▸ WORK INSTRUCTION: In your copy, each line below is repeated exactly and no image appears.

RECORDS SHOWN section start

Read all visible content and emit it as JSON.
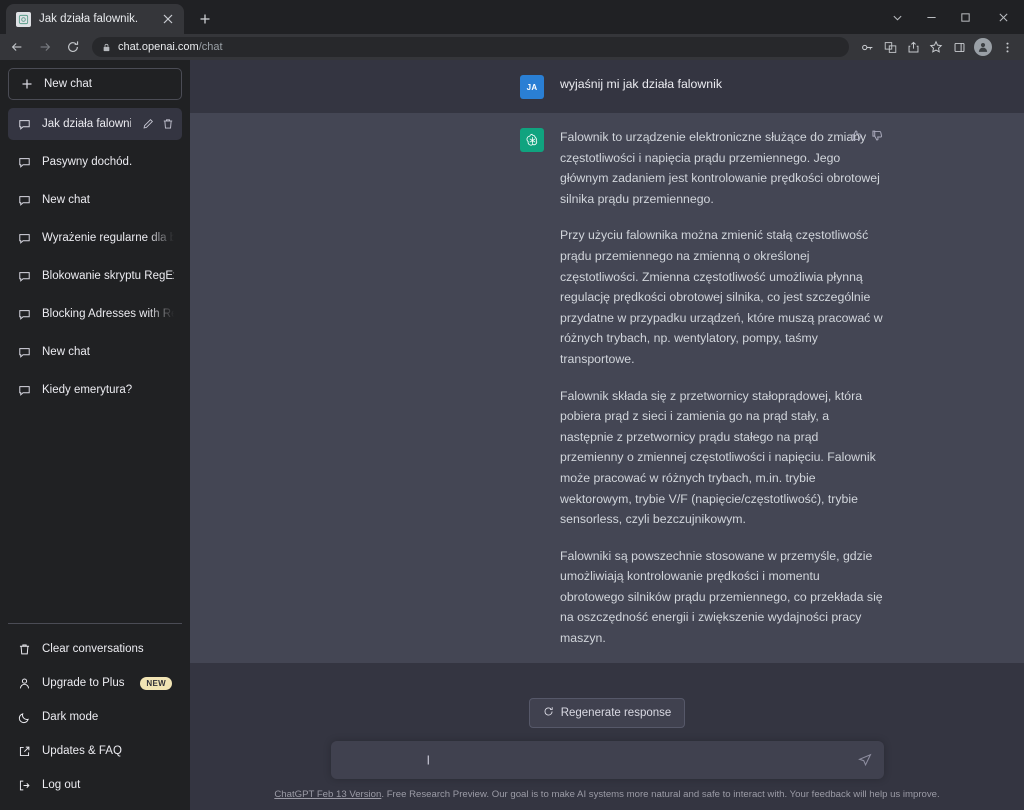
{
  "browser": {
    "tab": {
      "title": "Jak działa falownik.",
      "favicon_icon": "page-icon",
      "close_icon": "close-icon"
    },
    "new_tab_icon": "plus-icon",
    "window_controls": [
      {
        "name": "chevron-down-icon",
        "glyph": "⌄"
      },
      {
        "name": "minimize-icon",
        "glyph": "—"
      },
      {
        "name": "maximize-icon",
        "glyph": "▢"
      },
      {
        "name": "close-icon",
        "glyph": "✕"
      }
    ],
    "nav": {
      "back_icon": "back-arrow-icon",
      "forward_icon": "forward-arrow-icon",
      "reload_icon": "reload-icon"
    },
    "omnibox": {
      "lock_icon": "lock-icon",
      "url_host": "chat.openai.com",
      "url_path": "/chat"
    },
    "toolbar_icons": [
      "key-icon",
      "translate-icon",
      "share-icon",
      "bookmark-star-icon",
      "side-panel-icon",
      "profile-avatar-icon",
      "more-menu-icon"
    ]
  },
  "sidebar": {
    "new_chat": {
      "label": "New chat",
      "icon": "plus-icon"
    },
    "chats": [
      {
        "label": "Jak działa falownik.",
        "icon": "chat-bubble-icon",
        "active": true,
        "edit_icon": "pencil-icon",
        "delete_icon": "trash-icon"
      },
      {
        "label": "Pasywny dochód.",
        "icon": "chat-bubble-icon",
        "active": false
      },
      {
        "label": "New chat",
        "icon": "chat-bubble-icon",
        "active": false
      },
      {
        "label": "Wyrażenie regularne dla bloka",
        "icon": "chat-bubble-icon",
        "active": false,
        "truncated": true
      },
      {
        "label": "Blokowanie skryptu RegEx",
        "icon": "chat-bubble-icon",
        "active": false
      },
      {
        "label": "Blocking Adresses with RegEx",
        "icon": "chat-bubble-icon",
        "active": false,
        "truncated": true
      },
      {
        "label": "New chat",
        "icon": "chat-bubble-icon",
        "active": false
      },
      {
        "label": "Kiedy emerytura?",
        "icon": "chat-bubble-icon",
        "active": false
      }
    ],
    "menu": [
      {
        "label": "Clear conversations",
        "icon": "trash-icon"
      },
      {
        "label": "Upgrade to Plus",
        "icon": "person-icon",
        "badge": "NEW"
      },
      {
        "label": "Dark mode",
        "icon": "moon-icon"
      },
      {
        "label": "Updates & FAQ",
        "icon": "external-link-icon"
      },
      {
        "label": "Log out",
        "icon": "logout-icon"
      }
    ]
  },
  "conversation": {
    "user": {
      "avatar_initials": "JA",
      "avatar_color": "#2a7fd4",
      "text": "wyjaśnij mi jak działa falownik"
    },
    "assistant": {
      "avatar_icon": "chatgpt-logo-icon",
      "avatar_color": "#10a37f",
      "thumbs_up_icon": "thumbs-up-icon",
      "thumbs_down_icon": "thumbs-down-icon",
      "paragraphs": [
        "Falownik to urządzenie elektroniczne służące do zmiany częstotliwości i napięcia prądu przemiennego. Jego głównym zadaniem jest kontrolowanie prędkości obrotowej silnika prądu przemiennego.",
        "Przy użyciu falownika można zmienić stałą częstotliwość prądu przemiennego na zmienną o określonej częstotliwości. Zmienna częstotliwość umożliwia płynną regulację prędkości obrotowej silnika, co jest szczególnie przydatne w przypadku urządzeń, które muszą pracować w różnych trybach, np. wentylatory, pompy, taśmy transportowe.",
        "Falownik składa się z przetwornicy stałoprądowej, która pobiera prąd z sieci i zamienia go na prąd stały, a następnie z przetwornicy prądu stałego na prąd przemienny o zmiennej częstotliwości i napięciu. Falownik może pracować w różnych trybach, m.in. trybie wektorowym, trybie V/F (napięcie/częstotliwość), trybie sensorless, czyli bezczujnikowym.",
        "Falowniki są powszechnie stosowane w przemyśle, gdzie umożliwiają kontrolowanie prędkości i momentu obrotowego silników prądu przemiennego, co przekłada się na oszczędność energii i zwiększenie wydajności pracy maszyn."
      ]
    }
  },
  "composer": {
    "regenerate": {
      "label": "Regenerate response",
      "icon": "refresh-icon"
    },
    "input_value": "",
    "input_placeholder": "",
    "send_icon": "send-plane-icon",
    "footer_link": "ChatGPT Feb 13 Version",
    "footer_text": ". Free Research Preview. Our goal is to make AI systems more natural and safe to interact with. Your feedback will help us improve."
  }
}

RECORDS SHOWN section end

▸ ANSWER AREA:
Read all visible content and emit it as JSON.
{
  "browser": {
    "tab": {
      "title": "Jak działa falownik.",
      "favicon_icon": "page-icon",
      "close_icon": "close-icon"
    },
    "new_tab_icon": "plus-icon",
    "window_controls": [
      {
        "name": "chevron-down-icon",
        "glyph": "⌄"
      },
      {
        "name": "minimize-icon",
        "glyph": "—"
      },
      {
        "name": "maximize-icon",
        "glyph": "▢"
      },
      {
        "name": "close-icon",
        "glyph": "✕"
      }
    ],
    "nav": {
      "back_icon": "back-arrow-icon",
      "forward_icon": "forward-arrow-icon",
      "reload_icon": "reload-icon"
    },
    "omnibox": {
      "lock_icon": "lock-icon",
      "url_host": "chat.openai.com",
      "url_path": "/chat"
    },
    "toolbar_icons": [
      "key-icon",
      "translate-icon",
      "share-icon",
      "bookmark-star-icon",
      "side-panel-icon",
      "profile-avatar-icon",
      "more-menu-icon"
    ]
  },
  "sidebar": {
    "new_chat": {
      "label": "New chat",
      "icon": "plus-icon"
    },
    "chats": [
      {
        "label": "Jak działa falownik.",
        "icon": "chat-bubble-icon",
        "active": true,
        "edit_icon": "pencil-icon",
        "delete_icon": "trash-icon"
      },
      {
        "label": "Pasywny dochód.",
        "icon": "chat-bubble-icon",
        "active": false
      },
      {
        "label": "New chat",
        "icon": "chat-bubble-icon",
        "active": false
      },
      {
        "label": "Wyrażenie regularne dla bloka",
        "icon": "chat-bubble-icon",
        "active": false,
        "truncated": true
      },
      {
        "label": "Blokowanie skryptu RegEx",
        "icon": "chat-bubble-icon",
        "active": false
      },
      {
        "label": "Blocking Adresses with RegEx",
        "icon": "chat-bubble-icon",
        "active": false,
        "truncated": true
      },
      {
        "label": "New chat",
        "icon": "chat-bubble-icon",
        "active": false
      },
      {
        "label": "Kiedy emerytura?",
        "icon": "chat-bubble-icon",
        "active": false
      }
    ],
    "menu": [
      {
        "label": "Clear conversations",
        "icon": "trash-icon"
      },
      {
        "label": "Upgrade to Plus",
        "icon": "person-icon",
        "badge": "NEW"
      },
      {
        "label": "Dark mode",
        "icon": "moon-icon"
      },
      {
        "label": "Updates & FAQ",
        "icon": "external-link-icon"
      },
      {
        "label": "Log out",
        "icon": "logout-icon"
      }
    ]
  },
  "conversation": {
    "user": {
      "avatar_initials": "JA",
      "avatar_color": "#2a7fd4",
      "text": "wyjaśnij mi jak działa falownik"
    },
    "assistant": {
      "avatar_icon": "chatgpt-logo-icon",
      "avatar_color": "#10a37f",
      "thumbs_up_icon": "thumbs-up-icon",
      "thumbs_down_icon": "thumbs-down-icon",
      "paragraphs": [
        "Falownik to urządzenie elektroniczne służące do zmiany częstotliwości i napięcia prądu przemiennego. Jego głównym zadaniem jest kontrolowanie prędkości obrotowej silnika prądu przemiennego.",
        "Przy użyciu falownika można zmienić stałą częstotliwość prądu przemiennego na zmienną o określonej częstotliwości. Zmienna częstotliwość umożliwia płynną regulację prędkości obrotowej silnika, co jest szczególnie przydatne w przypadku urządzeń, które muszą pracować w różnych trybach, np. wentylatory, pompy, taśmy transportowe.",
        "Falownik składa się z przetwornicy stałoprądowej, która pobiera prąd z sieci i zamienia go na prąd stały, a następnie z przetwornicy prądu stałego na prąd przemienny o zmiennej częstotliwości i napięciu. Falownik może pracować w różnych trybach, m.in. trybie wektorowym, trybie V/F (napięcie/częstotliwość), trybie sensorless, czyli bezczujnikowym.",
        "Falowniki są powszechnie stosowane w przemyśle, gdzie umożliwiają kontrolowanie prędkości i momentu obrotowego silników prądu przemiennego, co przekłada się na oszczędność energii i zwiększenie wydajności pracy maszyn."
      ]
    }
  },
  "composer": {
    "regenerate": {
      "label": "Regenerate response",
      "icon": "refresh-icon"
    },
    "input_value": "",
    "input_placeholder": "",
    "send_icon": "send-plane-icon",
    "footer_link": "ChatGPT Feb 13 Version",
    "footer_text": ". Free Research Preview. Our goal is to make AI systems more natural and safe to interact with. Your feedback will help us improve."
  }
}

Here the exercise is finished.